*Goal of the exercise*
Print out the records precisely, keeping each line identical to its source.

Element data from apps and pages

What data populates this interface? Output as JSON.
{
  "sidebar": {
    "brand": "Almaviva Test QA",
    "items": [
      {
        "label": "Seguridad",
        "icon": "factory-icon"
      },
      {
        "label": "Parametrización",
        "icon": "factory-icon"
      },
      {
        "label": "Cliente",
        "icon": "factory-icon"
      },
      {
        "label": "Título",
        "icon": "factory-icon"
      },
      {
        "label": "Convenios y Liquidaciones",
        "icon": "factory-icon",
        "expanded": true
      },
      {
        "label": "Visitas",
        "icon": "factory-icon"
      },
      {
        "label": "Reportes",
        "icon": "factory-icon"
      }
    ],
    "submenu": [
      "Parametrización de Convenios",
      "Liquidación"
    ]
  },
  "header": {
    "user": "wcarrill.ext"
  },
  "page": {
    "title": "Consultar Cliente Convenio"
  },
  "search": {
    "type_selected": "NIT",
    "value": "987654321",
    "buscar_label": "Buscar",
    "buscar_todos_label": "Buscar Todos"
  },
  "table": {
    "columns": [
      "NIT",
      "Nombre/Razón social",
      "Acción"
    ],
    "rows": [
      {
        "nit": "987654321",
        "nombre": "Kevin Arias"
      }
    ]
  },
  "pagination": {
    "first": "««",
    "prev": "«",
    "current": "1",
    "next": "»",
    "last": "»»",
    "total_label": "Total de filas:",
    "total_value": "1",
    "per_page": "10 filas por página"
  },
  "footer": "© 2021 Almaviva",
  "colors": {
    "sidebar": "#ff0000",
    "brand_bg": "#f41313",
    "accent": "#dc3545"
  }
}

*Response to the task*
What data populates this interface? Output as JSON.
{
  "sidebar": {
    "brand": "Almaviva Test QA",
    "items": [
      {
        "label": "Seguridad",
        "icon": "factory-icon"
      },
      {
        "label": "Parametrización",
        "icon": "factory-icon"
      },
      {
        "label": "Cliente",
        "icon": "factory-icon"
      },
      {
        "label": "Título",
        "icon": "factory-icon"
      },
      {
        "label": "Convenios y Liquidaciones",
        "icon": "factory-icon",
        "expanded": true
      },
      {
        "label": "Visitas",
        "icon": "factory-icon"
      },
      {
        "label": "Reportes",
        "icon": "factory-icon"
      }
    ],
    "submenu": [
      "Parametrización de Convenios",
      "Liquidación"
    ]
  },
  "header": {
    "user": "wcarrill.ext"
  },
  "page": {
    "title": "Consultar Cliente Convenio"
  },
  "search": {
    "type_selected": "NIT",
    "value": "987654321",
    "buscar_label": "Buscar",
    "buscar_todos_label": "Buscar Todos"
  },
  "table": {
    "columns": [
      "NIT",
      "Nombre/Razón social",
      "Acción"
    ],
    "rows": [
      {
        "nit": "987654321",
        "nombre": "Kevin Arias"
      }
    ]
  },
  "pagination": {
    "first": "««",
    "prev": "«",
    "current": "1",
    "next": "»",
    "last": "»»",
    "total_label": "Total de filas:",
    "total_value": "1",
    "per_page": "10 filas por página"
  },
  "footer": "© 2021 Almaviva",
  "colors": {
    "sidebar": "#ff0000",
    "brand_bg": "#f41313",
    "accent": "#dc3545"
  }
}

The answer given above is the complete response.